OMCs warn of ECA provisions as 54,000 fuel retailers threaten strike

State-owned oil marketing companies have requested the dealer outlets engaged in fuel retailing not to go ahead with a planned strike on 13 October. OMCS on Tuesday warned dealers that they might be forced to invoke the Essential Commodities Act (ECA) for disruption of services due to the strike.

The OMCs also said they will seek the help of police in case of law and order problems, hinting that the companies may look at alternative ways of distributing fuel.

According to OMCs, the main grudge of fuel retailers is a recent amendment made in the Marketing Discipline Guidelines (MDG), which gives the companies powers to impose a penalty of up to Rs2 lakh and suspension of dealership in cases where dealers are found to have deliberately tampered with the machinery to cheat consumers.

"OMCs have zero tolerance policy towards customer cheating and it will impact only those dealers who indulge in such malpractices," Balwinder Singh Canth, director (marketing), Indian Oil, said during a media interaction with his counterparts from the other two OMCs.

The 54,000-strong dealers, including members of the Federation of All India Petroleum Traders (FAIPT), the All Indian Petroleum Dealers Association (AIPDA) and the Consortium of Indian Petroleum Dealers (CIPD), have jointly called a one-day strike on Friday and an indefinite closure of sales and supplies from 27 October, demanding among other things, inclusion of petrol and diesel under GST, scrapping of plans for home delivery of fuel, pulling back of daily pricing mechanism, resolution of manpower issues, delivery of incorrect quantity/quality of fuel to them, etc.

However, around 1,000 company-owned-company-operated (COCO) fuel stations which are owned by these three OMCs will remain open, the officials said.

While a one-day strike may pass off without much problems, an indefinite strike could mar the atmosphere as consumers are threatened with a supply stoppage, which could possibly lead to law and order problems.

According to the OMCs, certain dealers have managed to manipulate the vending machines at the petrol pumps that were sealed by Weights & Measure Department (W&MD) and cheat the consumers. As per the provisions in the amended MDG, a dealer is required to check every day before the start of his business whether all his machines and nozzles are in fine condition and feed the information into the marketing company's software system. Further, automation at all dealerships, which is expected to be completed by 18 December, will add to their efforts towards transparency.

OMCs also allege they have been paying the dealers to offer basic minimum pay to the staffers at dealerships, but it is not being passed on to the staffers.

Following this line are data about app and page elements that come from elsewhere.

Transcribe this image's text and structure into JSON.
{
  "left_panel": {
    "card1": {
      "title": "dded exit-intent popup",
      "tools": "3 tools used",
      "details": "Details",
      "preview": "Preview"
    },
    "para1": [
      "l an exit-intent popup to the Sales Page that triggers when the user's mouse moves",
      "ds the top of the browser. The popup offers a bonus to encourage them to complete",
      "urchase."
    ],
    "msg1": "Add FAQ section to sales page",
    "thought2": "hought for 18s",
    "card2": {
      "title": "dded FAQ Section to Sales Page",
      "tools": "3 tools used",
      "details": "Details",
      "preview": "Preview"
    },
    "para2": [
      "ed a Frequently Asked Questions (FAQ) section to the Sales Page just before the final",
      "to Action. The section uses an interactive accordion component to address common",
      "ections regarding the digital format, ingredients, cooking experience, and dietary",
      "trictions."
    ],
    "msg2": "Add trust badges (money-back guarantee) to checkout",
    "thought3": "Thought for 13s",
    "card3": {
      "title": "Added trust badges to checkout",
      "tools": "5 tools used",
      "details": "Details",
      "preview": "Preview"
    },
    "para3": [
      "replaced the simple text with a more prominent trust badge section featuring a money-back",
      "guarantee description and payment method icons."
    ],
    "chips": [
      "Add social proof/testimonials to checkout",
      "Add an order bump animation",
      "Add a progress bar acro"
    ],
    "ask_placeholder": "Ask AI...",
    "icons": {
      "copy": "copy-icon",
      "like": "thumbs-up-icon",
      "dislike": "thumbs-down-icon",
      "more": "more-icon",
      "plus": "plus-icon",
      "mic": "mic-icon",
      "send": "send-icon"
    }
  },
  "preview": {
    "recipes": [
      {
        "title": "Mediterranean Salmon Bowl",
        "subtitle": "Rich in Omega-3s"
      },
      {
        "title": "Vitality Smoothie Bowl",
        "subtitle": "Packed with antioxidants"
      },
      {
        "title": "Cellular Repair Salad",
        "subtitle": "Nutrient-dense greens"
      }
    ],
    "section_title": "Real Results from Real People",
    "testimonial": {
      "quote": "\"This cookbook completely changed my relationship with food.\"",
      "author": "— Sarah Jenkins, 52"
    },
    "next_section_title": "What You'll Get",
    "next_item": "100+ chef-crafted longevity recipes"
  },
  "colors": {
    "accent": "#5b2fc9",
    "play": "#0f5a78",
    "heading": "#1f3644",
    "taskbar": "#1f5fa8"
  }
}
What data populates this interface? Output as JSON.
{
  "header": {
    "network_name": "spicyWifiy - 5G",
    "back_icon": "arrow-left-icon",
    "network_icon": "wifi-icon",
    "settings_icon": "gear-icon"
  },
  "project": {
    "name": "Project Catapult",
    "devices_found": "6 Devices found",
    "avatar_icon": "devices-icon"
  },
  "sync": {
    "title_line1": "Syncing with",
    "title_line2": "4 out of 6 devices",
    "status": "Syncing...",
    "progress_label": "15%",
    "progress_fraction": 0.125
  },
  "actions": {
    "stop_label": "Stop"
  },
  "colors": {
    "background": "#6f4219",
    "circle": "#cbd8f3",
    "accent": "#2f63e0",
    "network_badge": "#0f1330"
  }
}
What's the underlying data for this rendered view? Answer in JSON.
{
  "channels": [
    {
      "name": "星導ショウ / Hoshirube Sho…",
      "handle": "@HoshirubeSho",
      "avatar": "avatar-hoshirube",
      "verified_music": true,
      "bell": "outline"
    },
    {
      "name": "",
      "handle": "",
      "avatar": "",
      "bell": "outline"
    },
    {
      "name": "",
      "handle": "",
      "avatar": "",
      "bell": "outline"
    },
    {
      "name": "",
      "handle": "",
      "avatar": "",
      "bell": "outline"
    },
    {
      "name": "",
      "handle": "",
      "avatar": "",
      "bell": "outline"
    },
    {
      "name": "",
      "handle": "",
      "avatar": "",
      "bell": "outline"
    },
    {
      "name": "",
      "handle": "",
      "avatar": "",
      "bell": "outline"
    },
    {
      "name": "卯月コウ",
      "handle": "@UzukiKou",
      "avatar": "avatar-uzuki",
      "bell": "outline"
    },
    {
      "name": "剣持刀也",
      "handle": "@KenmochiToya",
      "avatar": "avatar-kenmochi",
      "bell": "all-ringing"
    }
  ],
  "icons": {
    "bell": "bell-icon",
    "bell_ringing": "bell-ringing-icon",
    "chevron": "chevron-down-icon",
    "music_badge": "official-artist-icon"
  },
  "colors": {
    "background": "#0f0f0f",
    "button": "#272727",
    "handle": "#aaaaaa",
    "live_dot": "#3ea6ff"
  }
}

On the proposed home / destination delivery of petroleum products, the officials said a report on this is being prepared by the regulatory body Petroleum and Explosive Safety Organisation, and only after it gets the sanction, the mechanism will be rolled out.